Most days were steps forward, but there were days when there were steps backwards. Alan Kleinschmidt and Dick Brown came over to help us sort out electrical issues. I had marked all the wires with painter’s tape and code, but when you primer over them, they are impossible to read. Nigel Keen showed me his laminated electrical schematic, and creating that for my car would be a good place to start. Alan and Dick spoke in a language that was foreign to me, and little by little, lights and indicators would start to work. The only problem was that once you accidentally moved some wires, things didn’t work. It was time to replace all the connectors and clean the bullet tips.
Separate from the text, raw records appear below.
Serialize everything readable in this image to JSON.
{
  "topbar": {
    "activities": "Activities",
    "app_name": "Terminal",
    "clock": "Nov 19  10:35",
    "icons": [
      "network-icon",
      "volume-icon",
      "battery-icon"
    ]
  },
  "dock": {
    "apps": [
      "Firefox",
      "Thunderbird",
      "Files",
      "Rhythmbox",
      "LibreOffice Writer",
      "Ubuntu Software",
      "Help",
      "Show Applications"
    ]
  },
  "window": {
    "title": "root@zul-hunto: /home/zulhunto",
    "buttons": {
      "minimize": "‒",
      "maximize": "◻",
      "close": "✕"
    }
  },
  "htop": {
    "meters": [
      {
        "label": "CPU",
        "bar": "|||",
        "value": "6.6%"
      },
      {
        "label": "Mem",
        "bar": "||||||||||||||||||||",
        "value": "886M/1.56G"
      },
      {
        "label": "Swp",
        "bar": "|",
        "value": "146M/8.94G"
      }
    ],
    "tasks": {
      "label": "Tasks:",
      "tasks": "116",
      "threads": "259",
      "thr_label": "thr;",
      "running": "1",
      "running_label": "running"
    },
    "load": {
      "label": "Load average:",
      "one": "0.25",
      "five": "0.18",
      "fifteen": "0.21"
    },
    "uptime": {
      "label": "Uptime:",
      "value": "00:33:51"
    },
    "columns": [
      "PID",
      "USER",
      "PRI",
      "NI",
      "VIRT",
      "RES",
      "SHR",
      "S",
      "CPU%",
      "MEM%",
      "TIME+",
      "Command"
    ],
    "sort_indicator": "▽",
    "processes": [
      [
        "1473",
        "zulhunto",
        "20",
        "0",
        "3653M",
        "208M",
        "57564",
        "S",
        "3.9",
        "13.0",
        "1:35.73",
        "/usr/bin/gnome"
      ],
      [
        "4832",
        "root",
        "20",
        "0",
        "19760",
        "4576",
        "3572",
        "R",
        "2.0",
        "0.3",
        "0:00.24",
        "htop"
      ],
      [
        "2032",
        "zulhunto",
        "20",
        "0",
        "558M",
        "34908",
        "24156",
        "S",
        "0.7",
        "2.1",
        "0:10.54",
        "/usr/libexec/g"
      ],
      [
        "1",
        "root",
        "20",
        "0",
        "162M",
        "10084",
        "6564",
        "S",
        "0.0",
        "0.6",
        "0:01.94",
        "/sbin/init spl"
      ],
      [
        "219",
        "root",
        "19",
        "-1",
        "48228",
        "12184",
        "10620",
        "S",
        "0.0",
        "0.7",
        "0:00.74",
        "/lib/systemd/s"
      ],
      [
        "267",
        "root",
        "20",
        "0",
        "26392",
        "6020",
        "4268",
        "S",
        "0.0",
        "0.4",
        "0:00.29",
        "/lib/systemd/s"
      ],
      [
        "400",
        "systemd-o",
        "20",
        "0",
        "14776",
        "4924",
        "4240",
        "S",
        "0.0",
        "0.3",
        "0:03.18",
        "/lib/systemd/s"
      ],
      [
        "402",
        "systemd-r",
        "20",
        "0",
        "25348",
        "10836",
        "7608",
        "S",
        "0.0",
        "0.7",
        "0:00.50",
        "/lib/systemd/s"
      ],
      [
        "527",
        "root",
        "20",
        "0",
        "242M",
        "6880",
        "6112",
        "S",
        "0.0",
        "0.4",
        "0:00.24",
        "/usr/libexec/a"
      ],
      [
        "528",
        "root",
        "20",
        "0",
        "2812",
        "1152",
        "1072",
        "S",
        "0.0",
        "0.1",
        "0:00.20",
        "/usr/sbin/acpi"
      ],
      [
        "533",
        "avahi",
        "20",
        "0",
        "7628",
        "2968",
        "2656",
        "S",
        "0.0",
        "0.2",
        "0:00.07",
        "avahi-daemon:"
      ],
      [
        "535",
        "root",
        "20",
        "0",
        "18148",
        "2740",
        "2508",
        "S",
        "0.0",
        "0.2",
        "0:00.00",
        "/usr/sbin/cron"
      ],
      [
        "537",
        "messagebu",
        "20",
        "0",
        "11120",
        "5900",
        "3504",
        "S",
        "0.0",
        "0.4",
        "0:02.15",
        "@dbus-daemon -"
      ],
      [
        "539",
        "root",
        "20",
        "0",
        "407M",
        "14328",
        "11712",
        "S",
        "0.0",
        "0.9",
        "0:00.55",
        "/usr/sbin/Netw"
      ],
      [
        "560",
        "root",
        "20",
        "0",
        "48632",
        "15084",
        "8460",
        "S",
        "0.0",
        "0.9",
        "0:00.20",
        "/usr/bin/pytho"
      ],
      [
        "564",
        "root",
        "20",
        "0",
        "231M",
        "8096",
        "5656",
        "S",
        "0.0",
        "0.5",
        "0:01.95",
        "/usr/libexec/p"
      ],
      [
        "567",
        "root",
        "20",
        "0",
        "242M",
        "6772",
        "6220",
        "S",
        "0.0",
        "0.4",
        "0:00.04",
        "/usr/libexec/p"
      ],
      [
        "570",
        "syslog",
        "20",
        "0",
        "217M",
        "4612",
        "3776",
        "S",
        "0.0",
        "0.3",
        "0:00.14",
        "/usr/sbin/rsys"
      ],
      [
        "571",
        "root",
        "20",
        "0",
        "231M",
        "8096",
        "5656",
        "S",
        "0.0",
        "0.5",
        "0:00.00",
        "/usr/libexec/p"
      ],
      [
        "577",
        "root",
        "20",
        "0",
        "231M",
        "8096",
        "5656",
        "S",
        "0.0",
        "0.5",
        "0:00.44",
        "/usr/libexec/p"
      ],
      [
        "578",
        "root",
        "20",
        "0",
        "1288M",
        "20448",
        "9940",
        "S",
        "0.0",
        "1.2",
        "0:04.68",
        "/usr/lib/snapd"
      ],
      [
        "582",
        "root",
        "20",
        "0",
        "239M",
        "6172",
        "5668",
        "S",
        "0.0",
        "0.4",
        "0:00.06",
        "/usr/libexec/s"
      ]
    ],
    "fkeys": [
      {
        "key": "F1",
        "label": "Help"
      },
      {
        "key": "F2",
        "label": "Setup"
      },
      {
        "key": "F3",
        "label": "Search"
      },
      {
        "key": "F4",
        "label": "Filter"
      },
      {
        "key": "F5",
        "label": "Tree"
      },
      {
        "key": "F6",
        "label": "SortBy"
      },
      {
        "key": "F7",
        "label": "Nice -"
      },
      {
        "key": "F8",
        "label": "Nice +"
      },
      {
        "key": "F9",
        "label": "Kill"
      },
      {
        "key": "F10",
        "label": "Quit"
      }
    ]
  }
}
The battery would not last very long, and I agreed to replace it. I took a picture of it outside the compartment, as that gave an indication of how it went back in. The mind does funny things. When you look at a red battery cable, you automatically think positive, and black means negative. We would all agree on that. That’s how I hooked it up and luckily Alan was at the front of the vehicle, as after my connection, smoke was rolling out of the alternator, and “that smell” was very evident. My negative ground car had a red cable going to the negative battery post. Why the PO did that, I don’t know. Thinking this could be a major setback, as in, a new wiring harness, we said the logical thing was to replace the alternator, and overnight O’Reilly’s had one there the next morning. After checking everything out, the battery was not charging. I noticed a wire had come out of the connector at the alternator. This had happened before. Gotta fix that thing. Everything was checking out, and I had dogged a massive bullet. The wiring continued as Alan was figuring things out, and pretty soon he had everything except right turn signals and four-way flashers, which was probably more than what I came in with.
At last, we were ready to start putting things back on the car. I was amazed at how careful you had to be, as just the handling of tools and parts, you could be bumping things up against fresh paint, if you were not truly aware of what you were doing and how you were moving around the new piece of art. Slowly, it all went back together. Many days we spent time looking for a tool we just used and put down “somewhere.” Luckily, most parts were in plastic bags and could be obtained easily.
The best part of the day was lunch. Sam has a gas grill outside, and we heated things up and had picnics every day inside the shop, where conversation would solve issues like world hunger and such. The weather was starting to turn slightly, and the hopes were that I would be able to drive it home on a warm day, and Valentine’s Day it was. 14 weeks, and it was finally finished.
Sam and I agreed early on that this was a MGB to enjoy and drive. Local car shows were anxiously waiting to see the transformation, but I was not going to be taking it to any concourse events. however, it would stand its own ground in any setting.
Thank you, Sam and family, for letting me pursue this dream. Someone advised me early on when I was considering a restoration. You’ll never get your money back out of it, that’s not the point. The point is that you’ll enjoy it soooooooo much more.